The letter claimed to be written by non-students. To this reporter, however, the tone sounds awfully similar to the phrasing used by evangelical students everywhere and the letter-writers seem to know a lot more about Rice and MBI than any outsider would. For example, they had read Rice’s publication, Sword of the Lord. They knew about Rice’s recent support for racial segregation at Bob Jones U.

What should MBI do? The letter writers made threats:

We Do Not Want HIM [Rice] IN CHICAGO. If you bring him here to speak, we will have one of the biggest demonstrations Chicago has ever seen.

It would get ugly. As the letter concluded,

BEWARE . . . . the hour is later than you think. . . . Obey our orders or REEEEEEAAAAAP what you sow.

In the end, MBI canceled Rice’s speech.

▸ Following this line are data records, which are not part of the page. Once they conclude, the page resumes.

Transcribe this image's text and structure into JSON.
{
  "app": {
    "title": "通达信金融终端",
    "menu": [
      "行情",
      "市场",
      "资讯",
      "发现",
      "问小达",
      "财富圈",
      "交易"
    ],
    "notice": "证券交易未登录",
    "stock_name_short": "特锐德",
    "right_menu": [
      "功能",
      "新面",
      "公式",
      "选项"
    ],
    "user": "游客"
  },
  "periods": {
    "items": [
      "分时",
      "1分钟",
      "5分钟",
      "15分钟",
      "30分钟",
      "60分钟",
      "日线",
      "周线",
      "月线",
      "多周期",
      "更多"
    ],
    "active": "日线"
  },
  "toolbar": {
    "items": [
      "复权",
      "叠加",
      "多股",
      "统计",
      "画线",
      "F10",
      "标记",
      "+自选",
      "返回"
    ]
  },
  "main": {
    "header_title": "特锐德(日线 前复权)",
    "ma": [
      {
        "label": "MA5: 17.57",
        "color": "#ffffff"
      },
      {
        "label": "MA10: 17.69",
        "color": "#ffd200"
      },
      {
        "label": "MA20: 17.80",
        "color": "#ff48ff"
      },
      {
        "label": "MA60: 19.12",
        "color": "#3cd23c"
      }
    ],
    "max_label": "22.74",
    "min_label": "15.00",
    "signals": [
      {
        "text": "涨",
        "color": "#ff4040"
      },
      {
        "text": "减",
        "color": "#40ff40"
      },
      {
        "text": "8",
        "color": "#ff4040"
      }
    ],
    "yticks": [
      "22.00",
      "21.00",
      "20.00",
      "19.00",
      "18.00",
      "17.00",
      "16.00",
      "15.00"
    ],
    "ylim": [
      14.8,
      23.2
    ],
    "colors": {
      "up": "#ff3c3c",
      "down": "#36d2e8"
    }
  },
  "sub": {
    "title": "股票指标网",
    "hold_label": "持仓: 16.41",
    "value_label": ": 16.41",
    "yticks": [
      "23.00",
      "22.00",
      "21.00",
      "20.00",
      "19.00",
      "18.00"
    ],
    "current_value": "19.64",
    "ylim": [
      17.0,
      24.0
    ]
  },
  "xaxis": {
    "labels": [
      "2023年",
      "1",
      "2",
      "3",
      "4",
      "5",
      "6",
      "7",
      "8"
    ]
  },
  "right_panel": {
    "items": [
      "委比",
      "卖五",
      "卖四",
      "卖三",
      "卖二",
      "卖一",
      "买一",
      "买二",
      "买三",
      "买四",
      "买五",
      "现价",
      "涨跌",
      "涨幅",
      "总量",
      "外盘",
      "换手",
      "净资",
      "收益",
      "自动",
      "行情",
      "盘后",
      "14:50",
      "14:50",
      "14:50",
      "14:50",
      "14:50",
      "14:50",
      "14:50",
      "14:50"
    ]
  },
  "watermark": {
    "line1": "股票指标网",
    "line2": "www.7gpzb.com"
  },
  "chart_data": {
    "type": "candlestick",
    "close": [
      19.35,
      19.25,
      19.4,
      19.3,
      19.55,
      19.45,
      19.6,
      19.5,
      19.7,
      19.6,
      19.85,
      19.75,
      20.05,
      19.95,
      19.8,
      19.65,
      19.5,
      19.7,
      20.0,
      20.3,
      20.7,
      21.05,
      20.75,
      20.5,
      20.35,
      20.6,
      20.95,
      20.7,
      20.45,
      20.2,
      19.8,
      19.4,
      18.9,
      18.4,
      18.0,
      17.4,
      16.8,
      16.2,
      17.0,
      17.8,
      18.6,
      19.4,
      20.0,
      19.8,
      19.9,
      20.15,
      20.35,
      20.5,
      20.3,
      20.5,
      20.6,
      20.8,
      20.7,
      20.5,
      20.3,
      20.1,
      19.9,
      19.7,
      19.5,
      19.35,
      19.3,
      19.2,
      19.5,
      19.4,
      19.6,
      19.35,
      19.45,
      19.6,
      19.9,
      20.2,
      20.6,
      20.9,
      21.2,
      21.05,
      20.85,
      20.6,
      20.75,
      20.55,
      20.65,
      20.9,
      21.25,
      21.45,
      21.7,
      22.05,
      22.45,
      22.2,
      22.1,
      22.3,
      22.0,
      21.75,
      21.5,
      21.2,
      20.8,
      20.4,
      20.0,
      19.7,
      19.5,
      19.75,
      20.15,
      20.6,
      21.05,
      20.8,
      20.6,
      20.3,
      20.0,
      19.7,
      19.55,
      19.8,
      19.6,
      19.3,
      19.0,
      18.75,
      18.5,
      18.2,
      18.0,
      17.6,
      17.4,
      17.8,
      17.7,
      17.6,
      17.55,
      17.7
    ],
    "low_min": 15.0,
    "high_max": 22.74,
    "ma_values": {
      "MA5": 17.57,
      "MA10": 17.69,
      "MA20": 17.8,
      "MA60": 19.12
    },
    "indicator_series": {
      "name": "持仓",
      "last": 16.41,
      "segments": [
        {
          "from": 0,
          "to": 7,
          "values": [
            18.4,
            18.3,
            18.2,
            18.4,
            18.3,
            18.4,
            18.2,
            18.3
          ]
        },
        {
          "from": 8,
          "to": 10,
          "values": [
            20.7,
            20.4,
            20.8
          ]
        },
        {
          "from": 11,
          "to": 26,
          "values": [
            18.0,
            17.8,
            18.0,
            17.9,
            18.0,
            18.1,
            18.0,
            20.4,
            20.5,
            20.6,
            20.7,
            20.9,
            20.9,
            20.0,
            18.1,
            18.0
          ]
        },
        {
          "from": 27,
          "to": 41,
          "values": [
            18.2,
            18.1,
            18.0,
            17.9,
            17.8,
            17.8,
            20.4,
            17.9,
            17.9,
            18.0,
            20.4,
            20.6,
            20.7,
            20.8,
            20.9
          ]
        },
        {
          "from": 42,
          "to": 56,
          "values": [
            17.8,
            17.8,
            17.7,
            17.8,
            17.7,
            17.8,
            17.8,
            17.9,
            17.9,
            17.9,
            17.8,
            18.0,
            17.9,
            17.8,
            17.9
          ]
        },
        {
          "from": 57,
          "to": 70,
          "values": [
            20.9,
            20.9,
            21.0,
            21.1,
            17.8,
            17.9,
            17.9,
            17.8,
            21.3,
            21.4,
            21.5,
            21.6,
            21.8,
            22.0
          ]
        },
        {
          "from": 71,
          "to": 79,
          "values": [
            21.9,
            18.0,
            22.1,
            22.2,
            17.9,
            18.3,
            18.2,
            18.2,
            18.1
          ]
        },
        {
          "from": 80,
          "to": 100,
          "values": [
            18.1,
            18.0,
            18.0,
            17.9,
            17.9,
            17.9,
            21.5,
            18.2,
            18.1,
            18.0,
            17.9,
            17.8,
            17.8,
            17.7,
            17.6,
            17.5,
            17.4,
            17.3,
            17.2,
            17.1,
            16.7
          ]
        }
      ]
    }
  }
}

Perhaps the administration shared the letter-writers’ concern that their “ ‘image’ will . . . be destroyed.”

What will happen at Taylor? The conservative newsletter complains that the current campus is going to the dogs, according to Inside Higher Education. In classes, the newsletter exclaims, students learn

permissive views of human sexuality, hostility toward creationist perspectives, rejection of the rule of law (especially on the immigration issue) and uncritical endorsement of liberal-progressive ideas[.]

Such poison-pen missives have had a big impact in the past. Perhaps Taylor’s administration will take the path of least resistance and make some move to mollify the “conservative underground.”